I was pleased to read about Mayor Javier Gonzales’ recent attempts to raise awareness about health and fitness by publicizing his own efforts to shed a few pounds (“Mayor seeks to shed pounds as part of City Hall fitness challenge,” June 8).

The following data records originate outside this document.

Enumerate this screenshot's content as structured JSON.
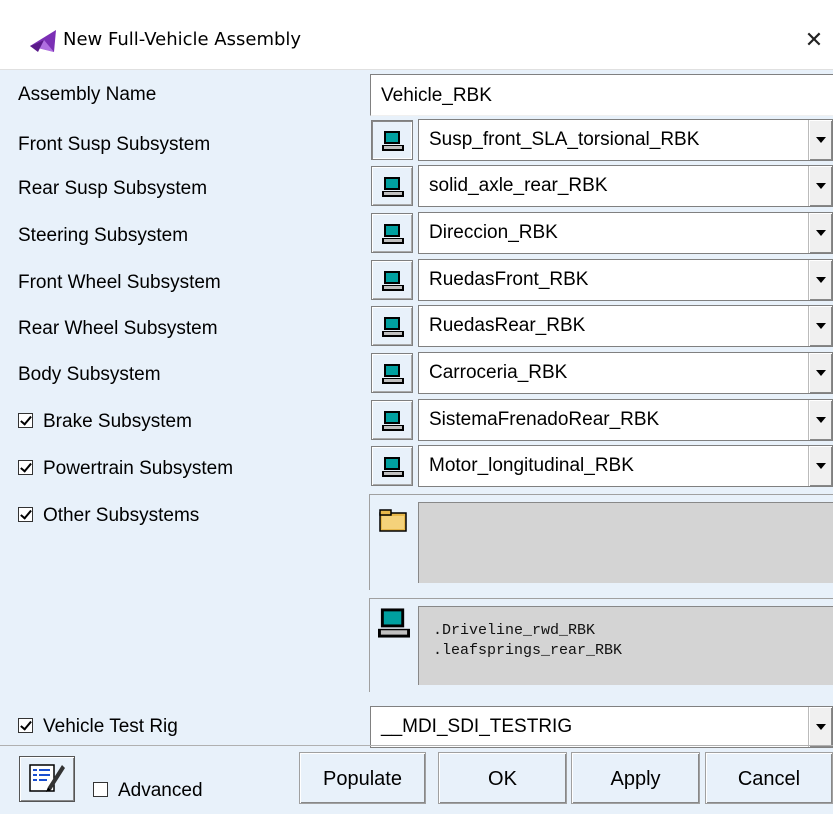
{
  "window": {
    "title": "New Full-Vehicle Assembly",
    "close_glyph": "✕",
    "icon": "adams-car-icon"
  },
  "form": {
    "assembly_name": {
      "label": "Assembly Name",
      "value": "Vehicle_RBK"
    },
    "rows": [
      {
        "label": "Front Susp Subsystem",
        "value": "Susp_front_SLA_torsional_RBK",
        "checkbox": false
      },
      {
        "label": "Rear Susp Subsystem",
        "value": "solid_axle_rear_RBK",
        "checkbox": false
      },
      {
        "label": "Steering Subsystem",
        "value": "Direccion_RBK",
        "checkbox": false
      },
      {
        "label": "Front Wheel Subsystem",
        "value": "RuedasFront_RBK",
        "checkbox": false
      },
      {
        "label": "Rear Wheel Subsystem",
        "value": "RuedasRear_RBK",
        "checkbox": false
      },
      {
        "label": "Body Subsystem",
        "value": "Carroceria_RBK",
        "checkbox": false
      },
      {
        "label": "Brake Subsystem",
        "value": "SistemaFrenadoRear_RBK",
        "checkbox": true,
        "checked": true
      },
      {
        "label": "Powertrain Subsystem",
        "value": "Motor_longitudinal_RBK",
        "checkbox": true,
        "checked": true
      }
    ],
    "other_subsystems": {
      "label": "Other Subsystems",
      "checked": true,
      "file_list": [],
      "database_list": [
        ".Driveline_rwd_RBK",
        ".leafsprings_rear_RBK"
      ]
    },
    "test_rig": {
      "label": "Vehicle Test Rig",
      "checked": true,
      "value": "__MDI_SDI_TESTRIG"
    }
  },
  "footer": {
    "advanced_label": "Advanced",
    "advanced_checked": false,
    "buttons": {
      "populate": "Populate",
      "ok": "OK",
      "apply": "Apply",
      "cancel": "Cancel"
    }
  }
}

But, as a psychologist who specializes in treating eating disorders, I’m aware of the downside to such public campaigns. To begin with, diets rarely work; there is ample empirical evidence that most people who lose weight gain it all back, plus some. In addition, such campaigns rely on weight as a proxy for health — an overly simplistic yardstick that distorts the truth that there are unhealthy thin people and healthy overweight people. And finally, when weight loss is emphasized over more holistic goals (like improving a range of health-related variables, as well as subjective well-being) the message is undeniable: Being thin is crucial, more important than anything else. This message — woven throughout our culture and underwritten by a $20 billion-a-year diet industry — likely plays a role in the development of eating disorders and contributes to the stigma of obesity.